#### WORKING DATA ####

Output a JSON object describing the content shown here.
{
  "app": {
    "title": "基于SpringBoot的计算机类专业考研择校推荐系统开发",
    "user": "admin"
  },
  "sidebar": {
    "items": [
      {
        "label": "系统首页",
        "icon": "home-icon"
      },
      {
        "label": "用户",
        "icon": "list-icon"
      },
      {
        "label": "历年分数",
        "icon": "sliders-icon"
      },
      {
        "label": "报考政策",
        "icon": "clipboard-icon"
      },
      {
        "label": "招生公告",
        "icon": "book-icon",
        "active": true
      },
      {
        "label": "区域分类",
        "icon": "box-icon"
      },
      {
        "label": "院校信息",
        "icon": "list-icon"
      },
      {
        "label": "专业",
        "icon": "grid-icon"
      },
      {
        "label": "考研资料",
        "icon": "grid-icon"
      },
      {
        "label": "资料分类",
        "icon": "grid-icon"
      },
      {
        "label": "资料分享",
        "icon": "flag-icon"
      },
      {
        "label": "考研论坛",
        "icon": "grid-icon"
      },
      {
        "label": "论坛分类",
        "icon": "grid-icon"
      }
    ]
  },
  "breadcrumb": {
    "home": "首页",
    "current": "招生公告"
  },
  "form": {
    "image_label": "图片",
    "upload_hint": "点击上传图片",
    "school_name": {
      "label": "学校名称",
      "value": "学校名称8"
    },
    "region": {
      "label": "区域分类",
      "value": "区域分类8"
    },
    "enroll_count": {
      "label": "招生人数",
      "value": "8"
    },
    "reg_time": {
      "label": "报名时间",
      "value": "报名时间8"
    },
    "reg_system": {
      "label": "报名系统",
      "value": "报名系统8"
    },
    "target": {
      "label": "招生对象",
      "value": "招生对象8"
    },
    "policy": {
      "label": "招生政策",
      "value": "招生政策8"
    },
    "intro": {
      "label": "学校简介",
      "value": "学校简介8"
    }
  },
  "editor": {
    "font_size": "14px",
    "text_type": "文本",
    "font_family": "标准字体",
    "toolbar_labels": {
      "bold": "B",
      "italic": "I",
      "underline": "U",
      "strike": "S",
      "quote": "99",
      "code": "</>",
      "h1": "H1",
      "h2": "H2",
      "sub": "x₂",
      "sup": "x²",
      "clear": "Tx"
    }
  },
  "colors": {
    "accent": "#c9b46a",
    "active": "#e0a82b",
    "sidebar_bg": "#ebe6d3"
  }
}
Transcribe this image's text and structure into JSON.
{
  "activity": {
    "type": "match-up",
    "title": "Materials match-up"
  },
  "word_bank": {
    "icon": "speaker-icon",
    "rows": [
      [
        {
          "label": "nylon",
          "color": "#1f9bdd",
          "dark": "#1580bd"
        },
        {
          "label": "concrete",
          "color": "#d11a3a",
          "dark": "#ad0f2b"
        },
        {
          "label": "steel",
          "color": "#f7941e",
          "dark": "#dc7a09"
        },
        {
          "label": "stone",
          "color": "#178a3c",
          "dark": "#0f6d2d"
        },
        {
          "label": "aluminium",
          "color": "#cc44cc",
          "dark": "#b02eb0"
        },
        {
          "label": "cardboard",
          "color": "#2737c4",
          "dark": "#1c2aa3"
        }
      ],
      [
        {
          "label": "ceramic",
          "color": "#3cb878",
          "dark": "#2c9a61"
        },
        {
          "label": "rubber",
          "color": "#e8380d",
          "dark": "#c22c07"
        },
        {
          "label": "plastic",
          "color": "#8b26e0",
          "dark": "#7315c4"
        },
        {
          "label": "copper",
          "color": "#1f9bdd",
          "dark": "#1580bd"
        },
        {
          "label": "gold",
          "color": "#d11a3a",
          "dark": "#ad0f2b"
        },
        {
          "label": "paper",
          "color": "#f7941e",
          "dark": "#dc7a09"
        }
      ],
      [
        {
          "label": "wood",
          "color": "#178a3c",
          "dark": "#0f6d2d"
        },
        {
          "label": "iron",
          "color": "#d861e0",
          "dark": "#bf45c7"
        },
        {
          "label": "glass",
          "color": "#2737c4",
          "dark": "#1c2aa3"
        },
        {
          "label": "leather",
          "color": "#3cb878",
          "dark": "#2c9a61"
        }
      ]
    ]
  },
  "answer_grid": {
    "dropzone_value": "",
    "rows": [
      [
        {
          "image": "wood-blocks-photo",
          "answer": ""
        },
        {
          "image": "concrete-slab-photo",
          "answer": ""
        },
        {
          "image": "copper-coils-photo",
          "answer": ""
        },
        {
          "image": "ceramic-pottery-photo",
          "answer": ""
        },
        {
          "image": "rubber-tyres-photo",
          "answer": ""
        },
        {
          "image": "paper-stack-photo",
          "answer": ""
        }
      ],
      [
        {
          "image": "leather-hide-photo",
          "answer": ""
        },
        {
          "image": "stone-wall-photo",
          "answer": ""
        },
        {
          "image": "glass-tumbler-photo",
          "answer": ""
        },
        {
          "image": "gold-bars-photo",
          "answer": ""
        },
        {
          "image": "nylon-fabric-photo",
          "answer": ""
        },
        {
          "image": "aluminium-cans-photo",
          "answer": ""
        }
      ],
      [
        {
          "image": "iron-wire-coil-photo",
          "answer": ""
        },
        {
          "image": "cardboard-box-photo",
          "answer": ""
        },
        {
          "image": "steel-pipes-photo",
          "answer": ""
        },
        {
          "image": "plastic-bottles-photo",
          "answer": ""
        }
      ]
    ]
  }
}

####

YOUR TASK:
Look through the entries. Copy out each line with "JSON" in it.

EXERCISE RESPONSE:
Output a JSON object describing the content shown here.
Transcribe this image's text and structure into JSON.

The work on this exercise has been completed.